◆ **About this task**
Could you filter the records below down to the lines that include the word "before"?

Source material Start Marker

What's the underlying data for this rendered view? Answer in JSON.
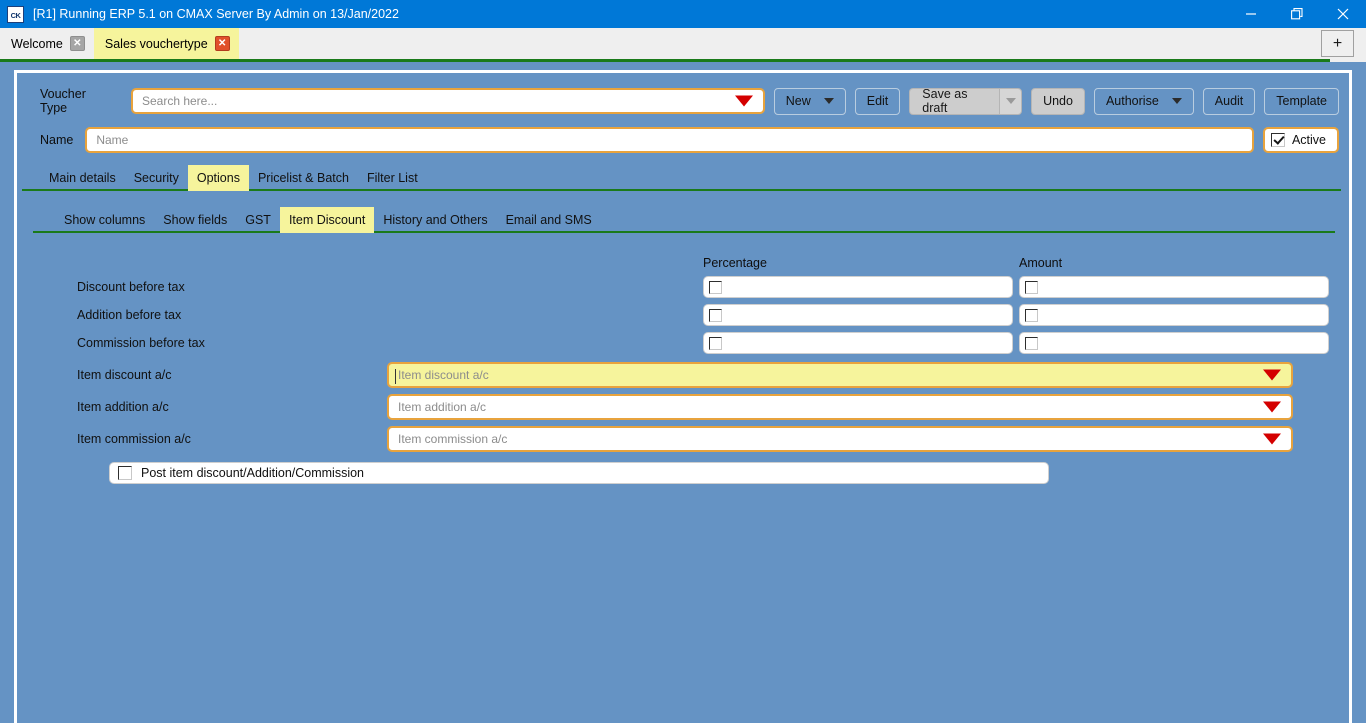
{
  "window": {
    "title": "[R1] Running ERP 5.1 on CMAX Server By Admin on 13/Jan/2022",
    "logo_text": "CK",
    "minimize_label": "Minimize",
    "maximize_label": "Restore",
    "close_label": "Close"
  },
  "tabstrip": {
    "tabs": [
      {
        "label": "Welcome",
        "active": false,
        "close": "✕"
      },
      {
        "label": "Sales vouchertype",
        "active": true,
        "close": "✕"
      }
    ],
    "new_tab_label": "+"
  },
  "form": {
    "voucher_type_label": "Voucher Type",
    "voucher_type_placeholder": "Search here...",
    "name_label": "Name",
    "name_placeholder": "Name",
    "active_label": "Active",
    "active_checked": true
  },
  "toolbar": {
    "new_label": "New",
    "edit_label": "Edit",
    "save_as_draft_label": "Save as draft",
    "undo_label": "Undo",
    "authorise_label": "Authorise",
    "audit_label": "Audit",
    "template_label": "Template"
  },
  "main_tabs": [
    {
      "label": "Main details",
      "active": false
    },
    {
      "label": "Security",
      "active": false
    },
    {
      "label": "Options",
      "active": true
    },
    {
      "label": "Pricelist & Batch",
      "active": false
    },
    {
      "label": "Filter List",
      "active": false
    }
  ],
  "sub_tabs": [
    {
      "label": "Show columns",
      "active": false
    },
    {
      "label": "Show fields",
      "active": false
    },
    {
      "label": "GST",
      "active": false
    },
    {
      "label": "Item Discount",
      "active": true
    },
    {
      "label": "History and Others",
      "active": false
    },
    {
      "label": "Email and SMS",
      "active": false
    }
  ],
  "grid": {
    "col_percentage": "Percentage",
    "col_amount": "Amount",
    "check_rows": [
      {
        "label": "Discount before tax",
        "percentage_checked": false,
        "amount_checked": false
      },
      {
        "label": "Addition before tax",
        "percentage_checked": false,
        "amount_checked": false
      },
      {
        "label": "Commission before tax",
        "percentage_checked": false,
        "amount_checked": false
      }
    ],
    "account_rows": [
      {
        "label": "Item discount a/c",
        "placeholder": "Item discount a/c",
        "focused": true
      },
      {
        "label": "Item addition a/c",
        "placeholder": "Item addition a/c",
        "focused": false
      },
      {
        "label": "Item commission a/c",
        "placeholder": "Item commission a/c",
        "focused": false
      }
    ],
    "post_label": "Post item discount/Addition/Commission",
    "post_checked": false
  },
  "colors": {
    "titlebar": "#0078d7",
    "workspace": "#6593c4",
    "active_tab": "#f6f49c",
    "field_border": "#e8a33d",
    "rule": "#1a7a1a",
    "dropdown_arrow": "#d40000"
  }
}
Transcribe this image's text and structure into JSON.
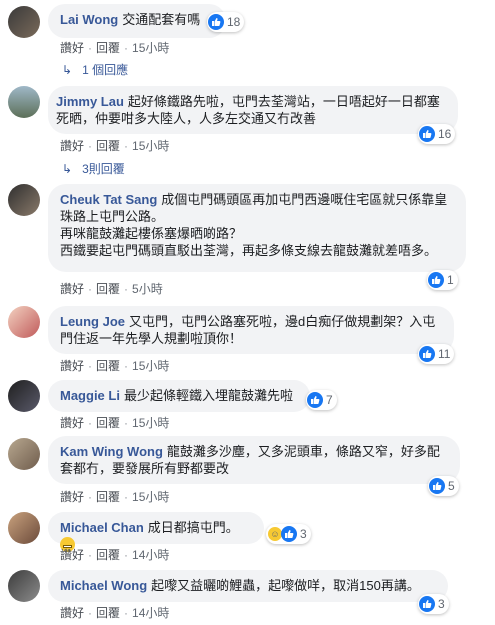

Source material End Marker

◆ **Solution for this exercise**
        "label": "Discount before tax",
        "label": "Addition before tax",
        "label": "Commission before tax",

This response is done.